The second act opens with Justice Clarence Thomas’s silent interpretive dance in the empty court room (“I Shall Not Be Moved”). The clerk enters with Kennedy and Justice Antonin Scalia, the conservative leader on the Court. She listens as Scalia counsels her that there “Ain’t No Statute High Enough” to stop the Court’s conservative wing. To drive his point home, Scalia conjures sad scenes of justices past, first of Justice Sandra Day O’Connor at her husband’s deathbed, and then of Justice David Souter sitting alone in a cottage in the backwoods of New Hampshire, singing to his woodland friends (“Run, O’Connor, Run / Go Tell It On The Mountain”). Horrified at the way former justices have fallen, the clerk is about to give up her dream when Sotomayor reappears. She is furious at the seductive reasoning of the court’s right wing and tears the clerk away, reminding her that “There Is A Balm In Washington,” and that she must not give up hope. With the conservatives gone, the liberal justices join together in a candlelight vigil to appeal, quietly but forcefully, to the power of the White House in the upcoming Senate confirmation hearings for Stevens’s replacement (“Obama, Row The Court Ashore”).

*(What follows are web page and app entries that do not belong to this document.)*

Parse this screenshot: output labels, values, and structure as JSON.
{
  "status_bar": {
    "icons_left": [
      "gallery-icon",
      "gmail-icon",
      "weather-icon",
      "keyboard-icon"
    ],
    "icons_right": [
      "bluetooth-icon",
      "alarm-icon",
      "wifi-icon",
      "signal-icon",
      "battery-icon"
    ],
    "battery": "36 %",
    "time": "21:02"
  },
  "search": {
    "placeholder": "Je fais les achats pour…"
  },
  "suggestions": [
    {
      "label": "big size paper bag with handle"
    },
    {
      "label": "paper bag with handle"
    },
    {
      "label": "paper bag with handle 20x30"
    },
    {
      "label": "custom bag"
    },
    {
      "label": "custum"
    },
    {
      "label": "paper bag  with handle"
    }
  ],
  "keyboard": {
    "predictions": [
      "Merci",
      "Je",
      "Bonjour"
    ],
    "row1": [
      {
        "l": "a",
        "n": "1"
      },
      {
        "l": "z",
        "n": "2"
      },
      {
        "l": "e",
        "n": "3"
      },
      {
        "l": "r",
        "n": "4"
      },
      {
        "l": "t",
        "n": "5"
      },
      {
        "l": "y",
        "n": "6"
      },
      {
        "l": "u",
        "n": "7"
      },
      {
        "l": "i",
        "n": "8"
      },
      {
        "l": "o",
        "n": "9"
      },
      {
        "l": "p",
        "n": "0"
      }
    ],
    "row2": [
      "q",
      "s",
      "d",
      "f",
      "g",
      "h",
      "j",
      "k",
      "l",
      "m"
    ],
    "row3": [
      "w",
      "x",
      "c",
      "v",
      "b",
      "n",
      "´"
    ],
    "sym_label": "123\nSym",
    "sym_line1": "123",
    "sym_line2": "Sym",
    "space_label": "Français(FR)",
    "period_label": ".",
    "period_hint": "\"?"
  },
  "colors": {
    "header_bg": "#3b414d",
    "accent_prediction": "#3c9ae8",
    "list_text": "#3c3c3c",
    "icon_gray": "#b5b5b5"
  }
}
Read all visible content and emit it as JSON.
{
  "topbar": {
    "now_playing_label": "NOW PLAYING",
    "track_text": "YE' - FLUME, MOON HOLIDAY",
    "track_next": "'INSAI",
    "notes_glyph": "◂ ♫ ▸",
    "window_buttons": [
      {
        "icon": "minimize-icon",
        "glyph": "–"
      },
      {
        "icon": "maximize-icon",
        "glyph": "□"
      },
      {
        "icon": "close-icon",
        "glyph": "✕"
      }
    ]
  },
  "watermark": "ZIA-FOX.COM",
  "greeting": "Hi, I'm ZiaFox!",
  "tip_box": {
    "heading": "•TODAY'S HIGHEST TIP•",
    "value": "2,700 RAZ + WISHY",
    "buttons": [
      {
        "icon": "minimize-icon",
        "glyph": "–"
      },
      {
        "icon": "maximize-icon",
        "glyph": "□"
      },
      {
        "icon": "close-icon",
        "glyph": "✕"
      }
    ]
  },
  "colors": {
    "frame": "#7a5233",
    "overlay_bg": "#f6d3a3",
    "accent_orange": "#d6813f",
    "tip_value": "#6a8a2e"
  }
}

Suddenly, the conservative justices reenter, sporting gang colors. They are incensed, and challenge the liberal justices to a dance-off. An all-out battle begins (“Roe v. Wade In The Water”), with the justices showing off their break dancing and beat boxing skills in a hip-hop remix of the classic gospel number. The liberals’ skills are strong, but without the street-savvy stylings of Stevens, they aren’t strong enough, and the conservatives gain the upper hand. The clerk is knocked to the ground by Scalia’s airchair pose, and wakes in her own bed. It was all a dream! Imbued with the drive to aid the fight for justice and the will to serve her country, she marches out to face a new day (“How Great Thou Art (Ode to the Supreme Court)”).

For more parodies like this one, check out The Capitol Steps.